and took on the ever growing difficult task of finding a poppy field
to photograph and now our focus turns to hay bales.
A wide angle lens is perfect for sweeping shots showing hay bales decorating the entire field but if you don't have one in your kit bag just take out your telezoom and stand a little further back for your wider shots. You'll also find the telezoom useful when you find a field that doesn't have public access as you'll be able to stand to the side of the field with it. A tripod will help reduce camera shake and give you the chance to play with long shutter speeds. Check out Manfrotto's website
if you're in the market for a new tripod or enter our exclusive competition
where you can win one of six Manfrotto 190XPROB tripods.
Don't suddenly stop your car and go waltzing into a field. Someone makes their living from what's growing in the field so check to see if there's public access and if there isn't just stand close by and bring the field to you with your telephoto lens. If you are driving to the field make sure you leave your car in a safe place as not all fields have a handy lay-by near them.

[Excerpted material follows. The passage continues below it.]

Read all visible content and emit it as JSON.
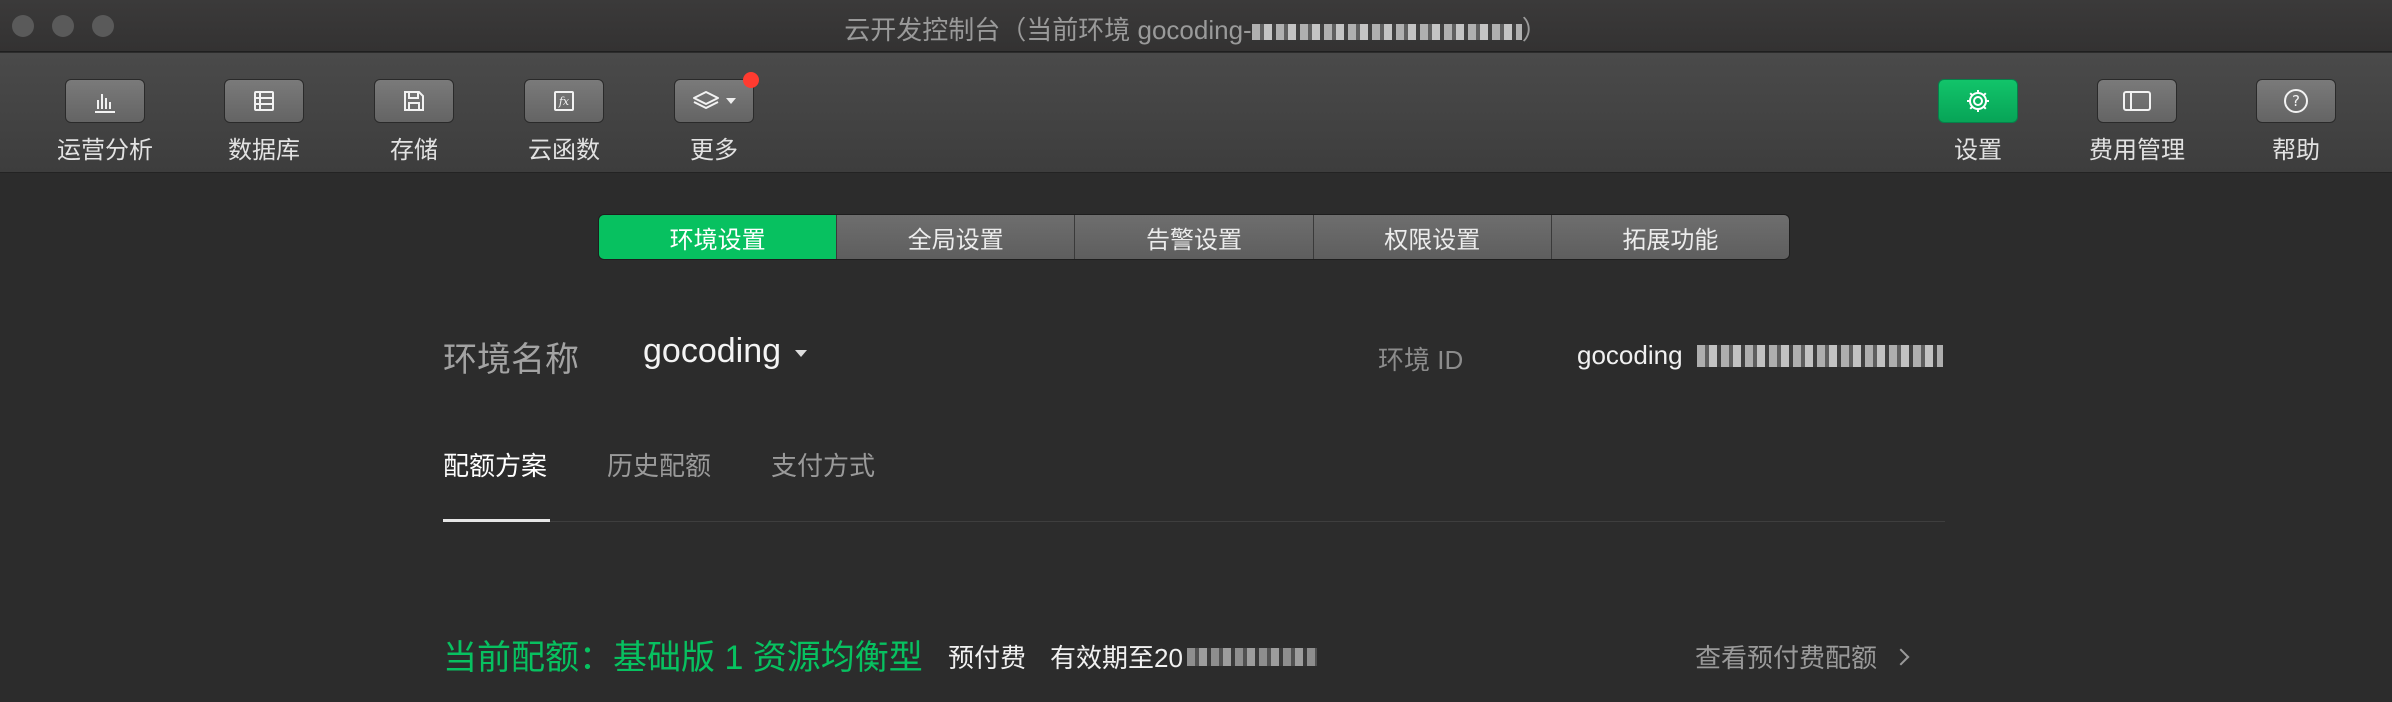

If you want to photograph the whole field take a look at the horizon before you take the shot as you don't want it to look like your hay bales are about to slide out of site. You'll find spirit levels on many of Manfrotto's tripods which will help you line your shot up correctly.
Your shot of the entire field will be improved greatly if you can put some height between you and the field. You don't have to find a mountain to climb you just need a little height to give the field a more interesting perspective. You'll find the collection of hay bales dotted across the image break up the flat horizon nicely and a small aperture will give you ample depth-of-field to give your shot front to back sharpness.
Tracks left my machinery, a line of fence posts and rolling hills will guide the eye through the image or wait until the farmer's working to bring some action into your shots.
Cloudy bright days will give your hay bales more definition but the pinks of a sunset or a bright, blue sky dotted with white clouds will also work perfectly well. You'll get plenty of strong contrast but if it's too bright, put a neutral density filter
over your lens.
Find the tripod to suit your needs at www.manfrotto.co.uk.
Don't forget to enter our exclusive competition where you can win one of six Manfrotto 190XPROB tripods!
You've read the article, now go take some fantastic images. You can then upload the pictures, plus any advice and suggestions you have into the dedicated Photo Month forum for everyone at ePHOTOzine to enjoy.